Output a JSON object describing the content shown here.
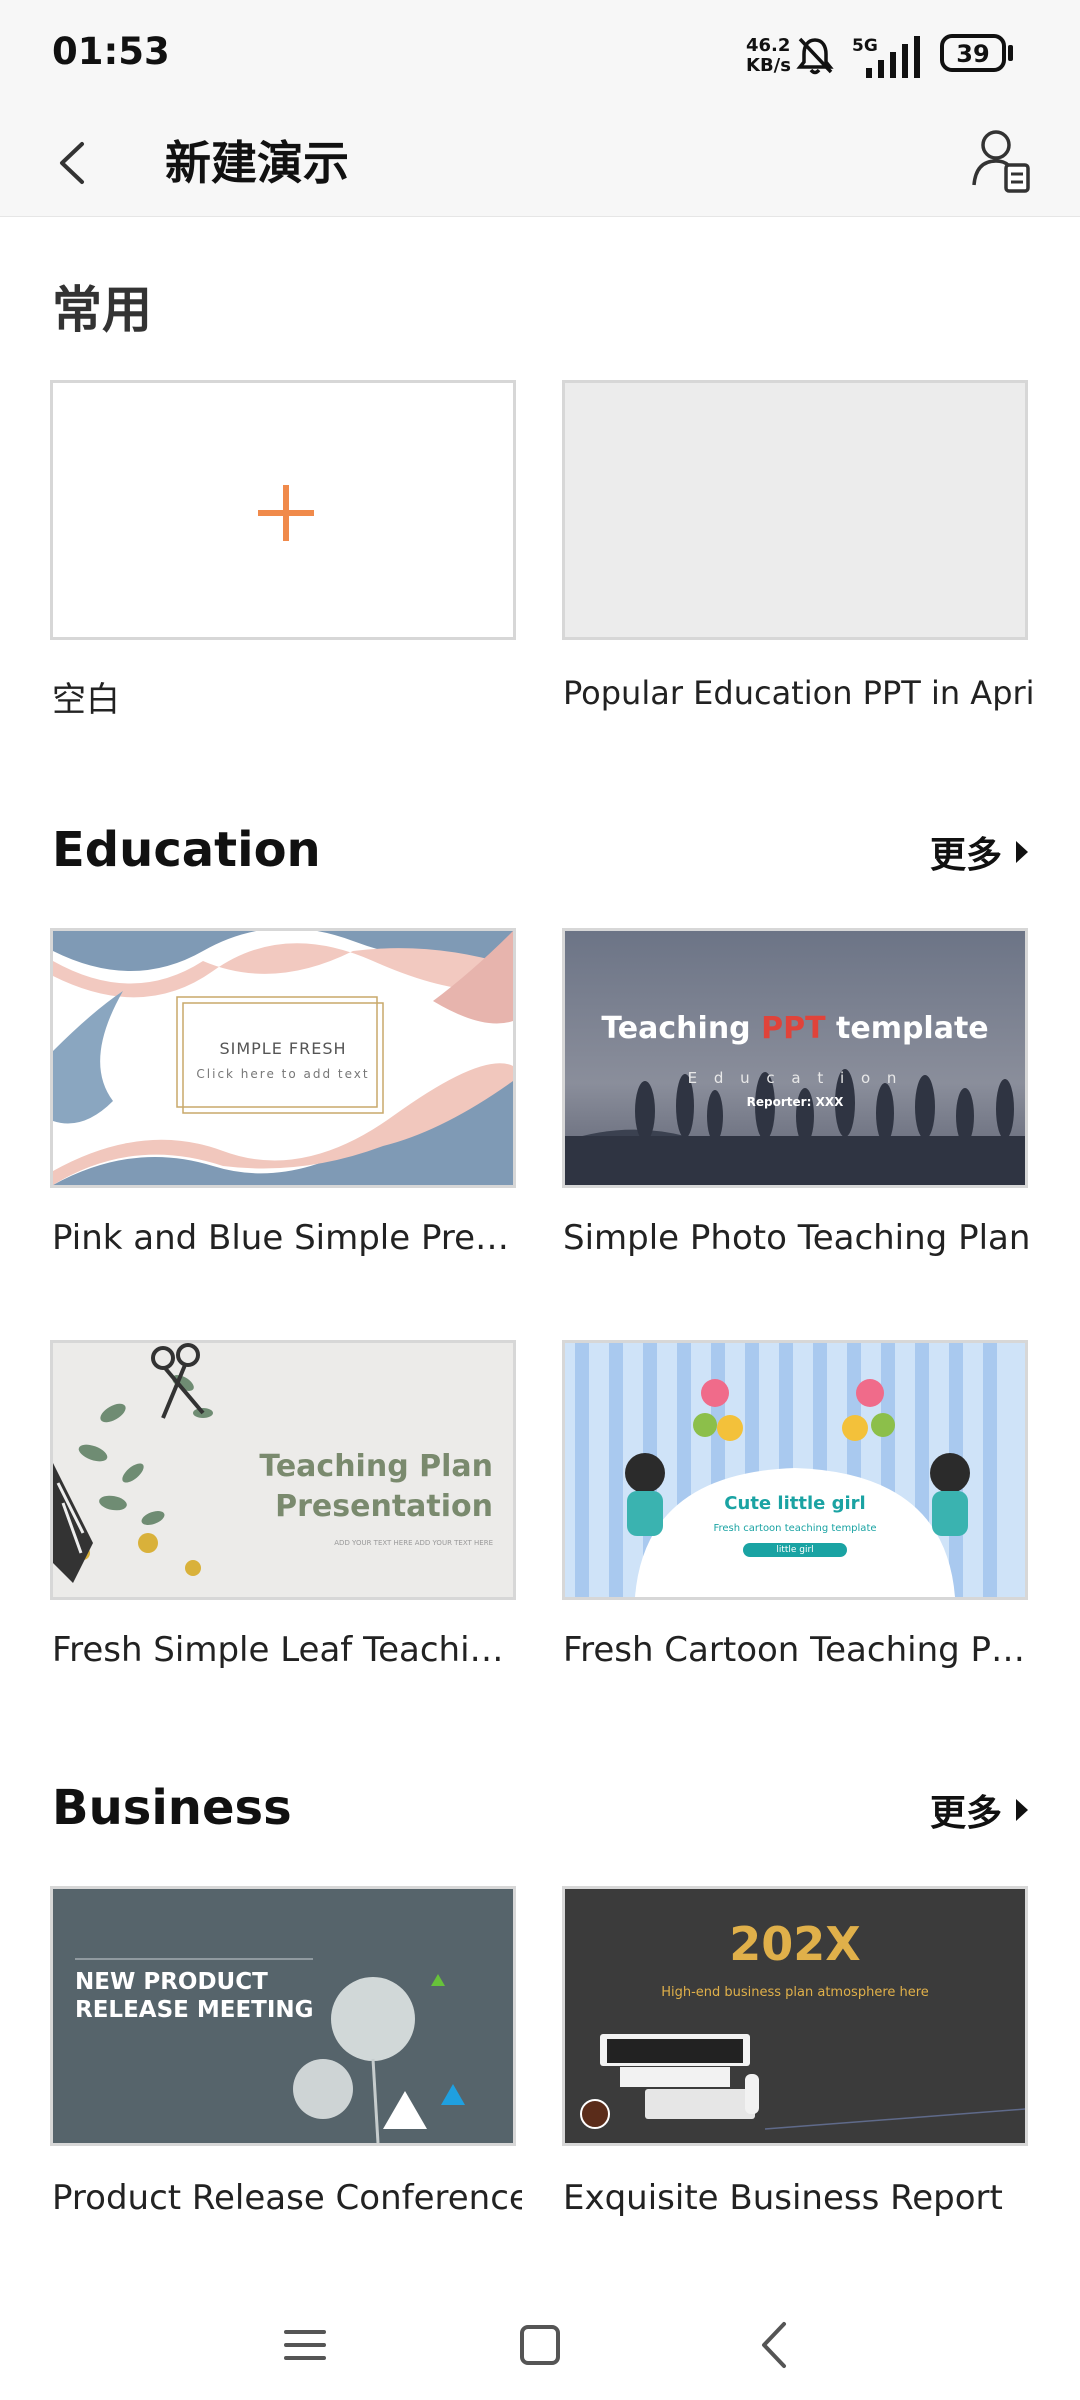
{
  "status_bar": {
    "time": "01:53",
    "net_speed_value": "46.2",
    "net_speed_unit": "KB/s",
    "network": "5G",
    "battery": "39"
  },
  "header": {
    "title": "新建演示"
  },
  "sections": {
    "common": {
      "title": "常用",
      "items": [
        {
          "label": "空白"
        },
        {
          "label": "Popular Education PPT in April"
        }
      ]
    },
    "education": {
      "title": "Education",
      "more_label": "更多",
      "items": [
        {
          "label": "Pink and Blue Simple Pre…",
          "thumb_line1": "SIMPLE FRESH",
          "thumb_line2": "Click here to add text"
        },
        {
          "label": "Simple Photo Teaching Plan",
          "thumb_title_a": "Teaching ",
          "thumb_title_b": "PPT",
          "thumb_title_c": " template",
          "thumb_sub": "E d u c a t i o n",
          "thumb_reporter": "Reporter: XXX"
        },
        {
          "label": "Fresh Simple Leaf Teachi…",
          "thumb_line1": "Teaching Plan",
          "thumb_line2": "Presentation",
          "thumb_line3": "ADD YOUR TEXT HERE  ADD YOUR TEXT HERE"
        },
        {
          "label": "Fresh Cartoon Teaching P…",
          "thumb_title": "Cute little girl",
          "thumb_sub": "Fresh cartoon teaching template",
          "thumb_btn": "little girl"
        }
      ]
    },
    "business": {
      "title": "Business",
      "more_label": "更多",
      "items": [
        {
          "label": "Product Release Conference",
          "thumb_line1": "NEW PRODUCT",
          "thumb_line2": "RELEASE MEETING"
        },
        {
          "label": "Exquisite Business Report",
          "thumb_title": "202X",
          "thumb_sub": "High-end business plan atmosphere here"
        }
      ]
    }
  },
  "colors": {
    "accent_orange": "#f08a4b",
    "edu_photo_red": "#e0433a",
    "teal": "#1aa3a3",
    "gold": "#e0b04a"
  }
}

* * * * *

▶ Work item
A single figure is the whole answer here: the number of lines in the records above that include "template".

▶ Exercise answer
2